- **GOAL OF THE EXERCISE**: Without including any pictures, copy every line below exactly.

»»

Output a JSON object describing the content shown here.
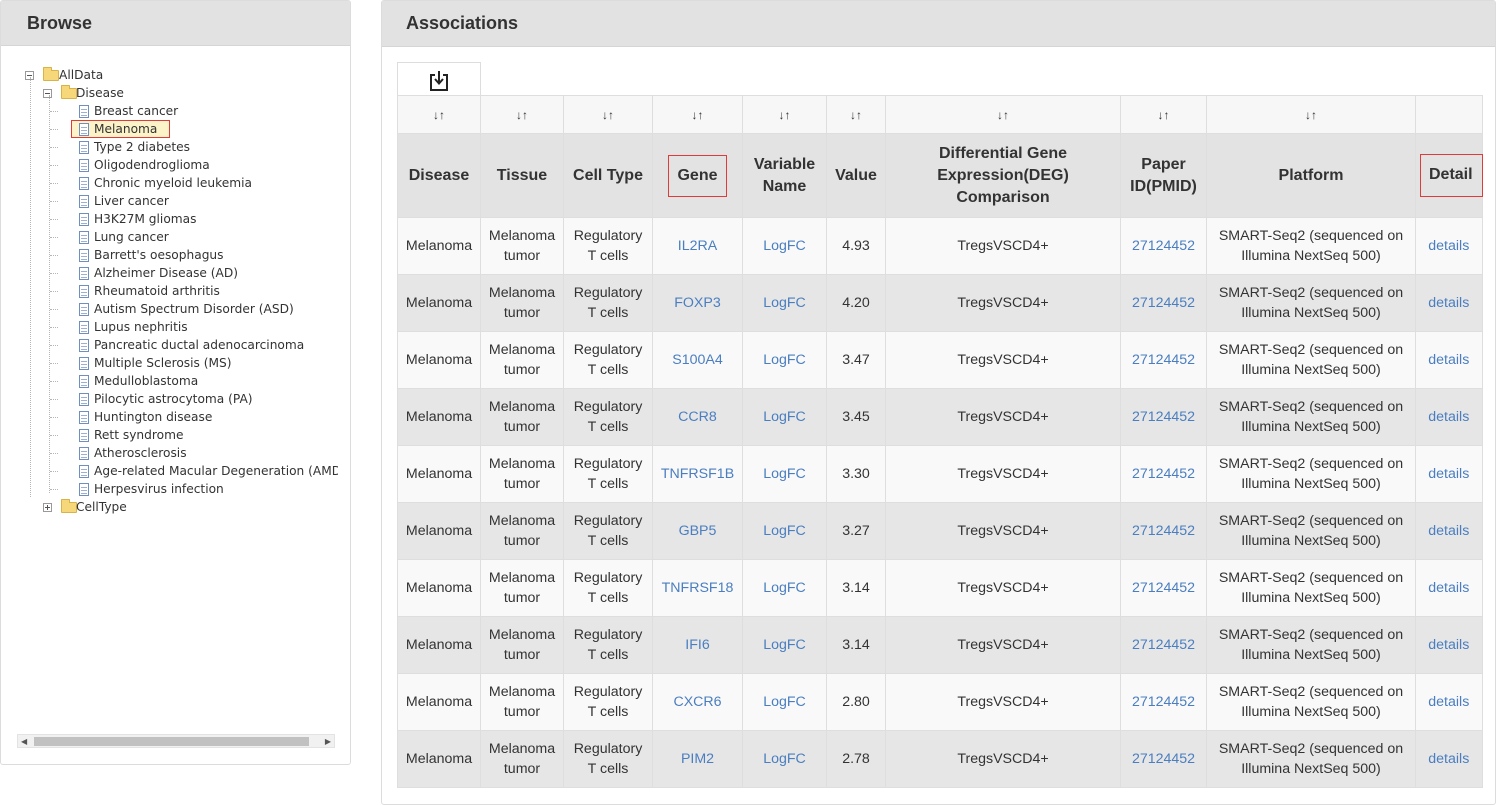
{
  "browse": {
    "title": "Browse",
    "tree": {
      "root": "AllData",
      "disease_folder": "Disease",
      "diseases": [
        "Breast cancer",
        "Melanoma",
        "Type 2 diabetes",
        "Oligodendroglioma",
        "Chronic myeloid leukemia",
        "Liver cancer",
        "H3K27M gliomas",
        "Lung cancer",
        "Barrett's oesophagus",
        "Alzheimer Disease (AD)",
        "Rheumatoid arthritis",
        "Autism Spectrum Disorder (ASD)",
        "Lupus nephritis",
        "Pancreatic ductal adenocarcinoma",
        "Multiple Sclerosis (MS)",
        "Medulloblastoma",
        "Pilocytic astrocytoma (PA)",
        "Huntington disease",
        "Rett syndrome",
        "Atherosclerosis",
        "Age-related Macular Degeneration (AMD",
        "Herpesvirus infection"
      ],
      "selected": "Melanoma",
      "celltype_folder": "CellType"
    }
  },
  "associations": {
    "title": "Associations",
    "download_icon": "download-icon",
    "sort_icon": "↓↑",
    "columns": [
      "Disease",
      "Tissue",
      "Cell Type",
      "Gene",
      "Variable Name",
      "Value",
      "Differential Gene Expression(DEG) Comparison",
      "Paper ID(PMID)",
      "Platform",
      "Detail"
    ],
    "rows": [
      {
        "disease": "Melanoma",
        "tissue": "Melanoma tumor",
        "cell_type": "Regulatory T cells",
        "gene": "IL2RA",
        "variable": "LogFC",
        "value": "4.93",
        "deg": "TregsVSCD4+",
        "pmid": "27124452",
        "platform": "SMART-Seq2 (sequenced on Illumina NextSeq 500)",
        "detail": "details"
      },
      {
        "disease": "Melanoma",
        "tissue": "Melanoma tumor",
        "cell_type": "Regulatory T cells",
        "gene": "FOXP3",
        "variable": "LogFC",
        "value": "4.20",
        "deg": "TregsVSCD4+",
        "pmid": "27124452",
        "platform": "SMART-Seq2 (sequenced on Illumina NextSeq 500)",
        "detail": "details"
      },
      {
        "disease": "Melanoma",
        "tissue": "Melanoma tumor",
        "cell_type": "Regulatory T cells",
        "gene": "S100A4",
        "variable": "LogFC",
        "value": "3.47",
        "deg": "TregsVSCD4+",
        "pmid": "27124452",
        "platform": "SMART-Seq2 (sequenced on Illumina NextSeq 500)",
        "detail": "details"
      },
      {
        "disease": "Melanoma",
        "tissue": "Melanoma tumor",
        "cell_type": "Regulatory T cells",
        "gene": "CCR8",
        "variable": "LogFC",
        "value": "3.45",
        "deg": "TregsVSCD4+",
        "pmid": "27124452",
        "platform": "SMART-Seq2 (sequenced on Illumina NextSeq 500)",
        "detail": "details"
      },
      {
        "disease": "Melanoma",
        "tissue": "Melanoma tumor",
        "cell_type": "Regulatory T cells",
        "gene": "TNFRSF1B",
        "variable": "LogFC",
        "value": "3.30",
        "deg": "TregsVSCD4+",
        "pmid": "27124452",
        "platform": "SMART-Seq2 (sequenced on Illumina NextSeq 500)",
        "detail": "details"
      },
      {
        "disease": "Melanoma",
        "tissue": "Melanoma tumor",
        "cell_type": "Regulatory T cells",
        "gene": "GBP5",
        "variable": "LogFC",
        "value": "3.27",
        "deg": "TregsVSCD4+",
        "pmid": "27124452",
        "platform": "SMART-Seq2 (sequenced on Illumina NextSeq 500)",
        "detail": "details"
      },
      {
        "disease": "Melanoma",
        "tissue": "Melanoma tumor",
        "cell_type": "Regulatory T cells",
        "gene": "TNFRSF18",
        "variable": "LogFC",
        "value": "3.14",
        "deg": "TregsVSCD4+",
        "pmid": "27124452",
        "platform": "SMART-Seq2 (sequenced on Illumina NextSeq 500)",
        "detail": "details"
      },
      {
        "disease": "Melanoma",
        "tissue": "Melanoma tumor",
        "cell_type": "Regulatory T cells",
        "gene": "IFI6",
        "variable": "LogFC",
        "value": "3.14",
        "deg": "TregsVSCD4+",
        "pmid": "27124452",
        "platform": "SMART-Seq2 (sequenced on Illumina NextSeq 500)",
        "detail": "details"
      },
      {
        "disease": "Melanoma",
        "tissue": "Melanoma tumor",
        "cell_type": "Regulatory T cells",
        "gene": "CXCR6",
        "variable": "LogFC",
        "value": "2.80",
        "deg": "TregsVSCD4+",
        "pmid": "27124452",
        "platform": "SMART-Seq2 (sequenced on Illumina NextSeq 500)",
        "detail": "details"
      },
      {
        "disease": "Melanoma",
        "tissue": "Melanoma tumor",
        "cell_type": "Regulatory T cells",
        "gene": "PIM2",
        "variable": "LogFC",
        "value": "2.78",
        "deg": "TregsVSCD4+",
        "pmid": "27124452",
        "platform": "SMART-Seq2 (sequenced on Illumina NextSeq 500)",
        "detail": "details"
      }
    ]
  },
  "colors": {
    "link": "#4a7ec0",
    "highlight_border": "#e03a3a",
    "header_bg": "#e2e2e2"
  }
}
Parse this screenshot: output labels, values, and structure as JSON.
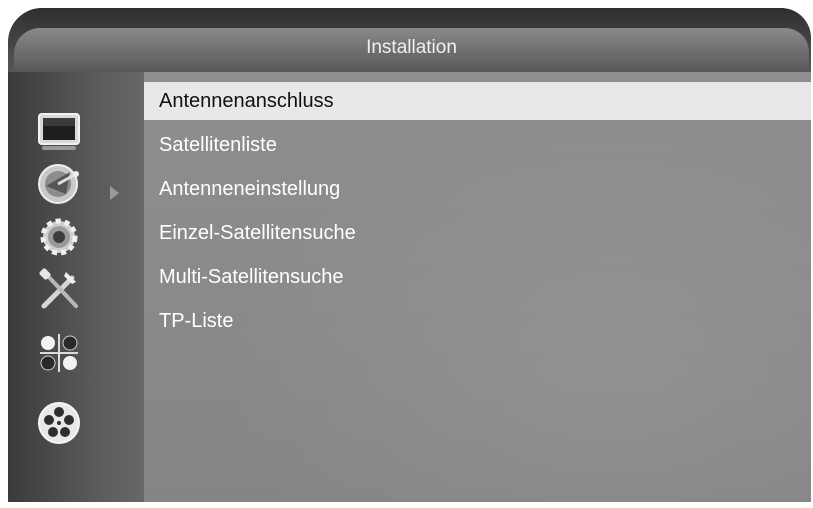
{
  "header": {
    "title": "Installation"
  },
  "sidebar": {
    "icons": [
      {
        "icon": "tv-icon",
        "selected": false
      },
      {
        "icon": "satellite-dish-icon",
        "selected": true
      },
      {
        "icon": "gear-icon",
        "selected": false
      },
      {
        "icon": "tools-icon",
        "selected": false
      },
      {
        "icon": "media-icon",
        "selected": false
      },
      {
        "icon": "film-reel-icon",
        "selected": false
      }
    ]
  },
  "menu": {
    "items": [
      {
        "label": "Antennenanschluss",
        "selected": true
      },
      {
        "label": "Satellitenliste",
        "selected": false
      },
      {
        "label": "Antenneneinstellung",
        "selected": false
      },
      {
        "label": "Einzel-Satellitensuche",
        "selected": false
      },
      {
        "label": "Multi-Satellitensuche",
        "selected": false
      },
      {
        "label": "TP-Liste",
        "selected": false
      }
    ]
  },
  "colors": {
    "highlight": "#e8e8e8",
    "text": "#ffffff",
    "selected_text": "#111111"
  }
}
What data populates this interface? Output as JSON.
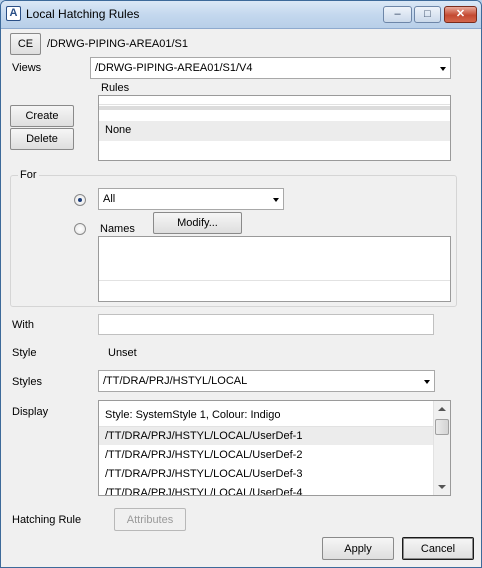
{
  "window": {
    "title": "Local Hatching Rules",
    "icon": "app-icon",
    "controls": {
      "minimize": "minimize-icon",
      "maximize": "maximize-icon",
      "close": "close-icon"
    }
  },
  "header": {
    "ce_label": "CE",
    "path": "/DRWG-PIPING-AREA01/S1"
  },
  "views": {
    "label": "Views",
    "selected": "/DRWG-PIPING-AREA01/S1/V4"
  },
  "rules": {
    "label": "Rules",
    "items": [
      "None"
    ],
    "create_label": "Create",
    "delete_label": "Delete"
  },
  "for_group": {
    "label": "For",
    "all_selected": "All",
    "names_label": "Names",
    "modify_label": "Modify..."
  },
  "with": {
    "label": "With",
    "value": ""
  },
  "style": {
    "label": "Style",
    "value": "Unset"
  },
  "styles": {
    "label": "Styles",
    "selected": "/TT/DRA/PRJ/HSTYL/LOCAL"
  },
  "display": {
    "label": "Display",
    "header": "Style: SystemStyle 1, Colour: Indigo",
    "items": [
      "/TT/DRA/PRJ/HSTYL/LOCAL/UserDef-1",
      "/TT/DRA/PRJ/HSTYL/LOCAL/UserDef-2",
      "/TT/DRA/PRJ/HSTYL/LOCAL/UserDef-3",
      "/TT/DRA/PRJ/HSTYL/LOCAL/UserDef-4"
    ]
  },
  "hatching_rule": {
    "label": "Hatching Rule",
    "attributes_label": "Attributes"
  },
  "footer": {
    "apply_label": "Apply",
    "cancel_label": "Cancel"
  }
}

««

- **EXERCISE OUTPUT**:
Output a JSON object describing the content shown here.
{
  "browse": {
    "title": "Browse",
    "tree": {
      "root": "AllData",
      "disease_folder": "Disease",
      "diseases": [
        "Breast cancer",
        "Melanoma",
        "Type 2 diabetes",
        "Oligodendroglioma",
        "Chronic myeloid leukemia",
        "Liver cancer",
        "H3K27M gliomas",
        "Lung cancer",
        "Barrett's oesophagus",
        "Alzheimer Disease (AD)",
        "Rheumatoid arthritis",
        "Autism Spectrum Disorder (ASD)",
        "Lupus nephritis",
        "Pancreatic ductal adenocarcinoma",
        "Multiple Sclerosis (MS)",
        "Medulloblastoma",
        "Pilocytic astrocytoma (PA)",
        "Huntington disease",
        "Rett syndrome",
        "Atherosclerosis",
        "Age-related Macular Degeneration (AMD",
        "Herpesvirus infection"
      ],
      "selected": "Melanoma",
      "celltype_folder": "CellType"
    }
  },
  "associations": {
    "title": "Associations",
    "download_icon": "download-icon",
    "sort_icon": "↓↑",
    "columns": [
      "Disease",
      "Tissue",
      "Cell Type",
      "Gene",
      "Variable Name",
      "Value",
      "Differential Gene Expression(DEG) Comparison",
      "Paper ID(PMID)",
      "Platform",
      "Detail"
    ],
    "rows": [
      {
        "disease": "Melanoma",
        "tissue": "Melanoma tumor",
        "cell_type": "Regulatory T cells",
        "gene": "IL2RA",
        "variable": "LogFC",
        "value": "4.93",
        "deg": "TregsVSCD4+",
        "pmid": "27124452",
        "platform": "SMART-Seq2 (sequenced on Illumina NextSeq 500)",
        "detail": "details"
      },
      {
        "disease": "Melanoma",
        "tissue": "Melanoma tumor",
        "cell_type": "Regulatory T cells",
        "gene": "FOXP3",
        "variable": "LogFC",
        "value": "4.20",
        "deg": "TregsVSCD4+",
        "pmid": "27124452",
        "platform": "SMART-Seq2 (sequenced on Illumina NextSeq 500)",
        "detail": "details"
      },
      {
        "disease": "Melanoma",
        "tissue": "Melanoma tumor",
        "cell_type": "Regulatory T cells",
        "gene": "S100A4",
        "variable": "LogFC",
        "value": "3.47",
        "deg": "TregsVSCD4+",
        "pmid": "27124452",
        "platform": "SMART-Seq2 (sequenced on Illumina NextSeq 500)",
        "detail": "details"
      },
      {
        "disease": "Melanoma",
        "tissue": "Melanoma tumor",
        "cell_type": "Regulatory T cells",
        "gene": "CCR8",
        "variable": "LogFC",
        "value": "3.45",
        "deg": "TregsVSCD4+",
        "pmid": "27124452",
        "platform": "SMART-Seq2 (sequenced on Illumina NextSeq 500)",
        "detail": "details"
      },
      {
        "disease": "Melanoma",
        "tissue": "Melanoma tumor",
        "cell_type": "Regulatory T cells",
        "gene": "TNFRSF1B",
        "variable": "LogFC",
        "value": "3.30",
        "deg": "TregsVSCD4+",
        "pmid": "27124452",
        "platform": "SMART-Seq2 (sequenced on Illumina NextSeq 500)",
        "detail": "details"
      },
      {
        "disease": "Melanoma",
        "tissue": "Melanoma tumor",
        "cell_type": "Regulatory T cells",
        "gene": "GBP5",
        "variable": "LogFC",
        "value": "3.27",
        "deg": "TregsVSCD4+",
        "pmid": "27124452",
        "platform": "SMART-Seq2 (sequenced on Illumina NextSeq 500)",
        "detail": "details"
      },
      {
        "disease": "Melanoma",
        "tissue": "Melanoma tumor",
        "cell_type": "Regulatory T cells",
        "gene": "TNFRSF18",
        "variable": "LogFC",
        "value": "3.14",
        "deg": "TregsVSCD4+",
        "pmid": "27124452",
        "platform": "SMART-Seq2 (sequenced on Illumina NextSeq 500)",
        "detail": "details"
      },
      {
        "disease": "Melanoma",
        "tissue": "Melanoma tumor",
        "cell_type": "Regulatory T cells",
        "gene": "IFI6",
        "variable": "LogFC",
        "value": "3.14",
        "deg": "TregsVSCD4+",
        "pmid": "27124452",
        "platform": "SMART-Seq2 (sequenced on Illumina NextSeq 500)",
        "detail": "details"
      },
      {
        "disease": "Melanoma",
        "tissue": "Melanoma tumor",
        "cell_type": "Regulatory T cells",
        "gene": "CXCR6",
        "variable": "LogFC",
        "value": "2.80",
        "deg": "TregsVSCD4+",
        "pmid": "27124452",
        "platform": "SMART-Seq2 (sequenced on Illumina NextSeq 500)",
        "detail": "details"
      },
      {
        "disease": "Melanoma",
        "tissue": "Melanoma tumor",
        "cell_type": "Regulatory T cells",
        "gene": "PIM2",
        "variable": "LogFC",
        "value": "2.78",
        "deg": "TregsVSCD4+",
        "pmid": "27124452",
        "platform": "SMART-Seq2 (sequenced on Illumina NextSeq 500)",
        "detail": "details"
      }
    ]
  },
  "colors": {
    "link": "#4a7ec0",
    "highlight_border": "#e03a3a",
    "header_bg": "#e2e2e2"
  }
}
Parse this screenshot: output labels, values, and structure as JSON.
{
  "header": {
    "title": "Installation"
  },
  "sidebar": {
    "icons": [
      {
        "icon": "tv-icon",
        "selected": false
      },
      {
        "icon": "satellite-dish-icon",
        "selected": true
      },
      {
        "icon": "gear-icon",
        "selected": false
      },
      {
        "icon": "tools-icon",
        "selected": false
      },
      {
        "icon": "media-icon",
        "selected": false
      },
      {
        "icon": "film-reel-icon",
        "selected": false
      }
    ]
  },
  "menu": {
    "items": [
      {
        "label": "Antennenanschluss",
        "selected": true
      },
      {
        "label": "Satellitenliste",
        "selected": false
      },
      {
        "label": "Antenneneinstellung",
        "selected": false
      },
      {
        "label": "Einzel-Satellitensuche",
        "selected": false
      },
      {
        "label": "Multi-Satellitensuche",
        "selected": false
      },
      {
        "label": "TP-Liste",
        "selected": false
      }
    ]
  },
  "colors": {
    "highlight": "#e8e8e8",
    "text": "#ffffff",
    "selected_text": "#111111"
  }
}
What data populates this interface? Output as JSON.
{
  "window": {
    "title": "Local Hatching Rules",
    "icon": "app-icon",
    "controls": {
      "minimize": "minimize-icon",
      "maximize": "maximize-icon",
      "close": "close-icon"
    }
  },
  "header": {
    "ce_label": "CE",
    "path": "/DRWG-PIPING-AREA01/S1"
  },
  "views": {
    "label": "Views",
    "selected": "/DRWG-PIPING-AREA01/S1/V4"
  },
  "rules": {
    "label": "Rules",
    "items": [
      "None"
    ],
    "create_label": "Create",
    "delete_label": "Delete"
  },
  "for_group": {
    "label": "For",
    "all_selected": "All",
    "names_label": "Names",
    "modify_label": "Modify..."
  },
  "with": {
    "label": "With",
    "value": ""
  },
  "style": {
    "label": "Style",
    "value": "Unset"
  },
  "styles": {
    "label": "Styles",
    "selected": "/TT/DRA/PRJ/HSTYL/LOCAL"
  },
  "display": {
    "label": "Display",
    "header": "Style: SystemStyle 1, Colour: Indigo",
    "items": [
      "/TT/DRA/PRJ/HSTYL/LOCAL/UserDef-1",
      "/TT/DRA/PRJ/HSTYL/LOCAL/UserDef-2",
      "/TT/DRA/PRJ/HSTYL/LOCAL/UserDef-3",
      "/TT/DRA/PRJ/HSTYL/LOCAL/UserDef-4"
    ]
  },
  "hatching_rule": {
    "label": "Hatching Rule",
    "attributes_label": "Attributes"
  },
  "footer": {
    "apply_label": "Apply",
    "cancel_label": "Cancel"
  }
}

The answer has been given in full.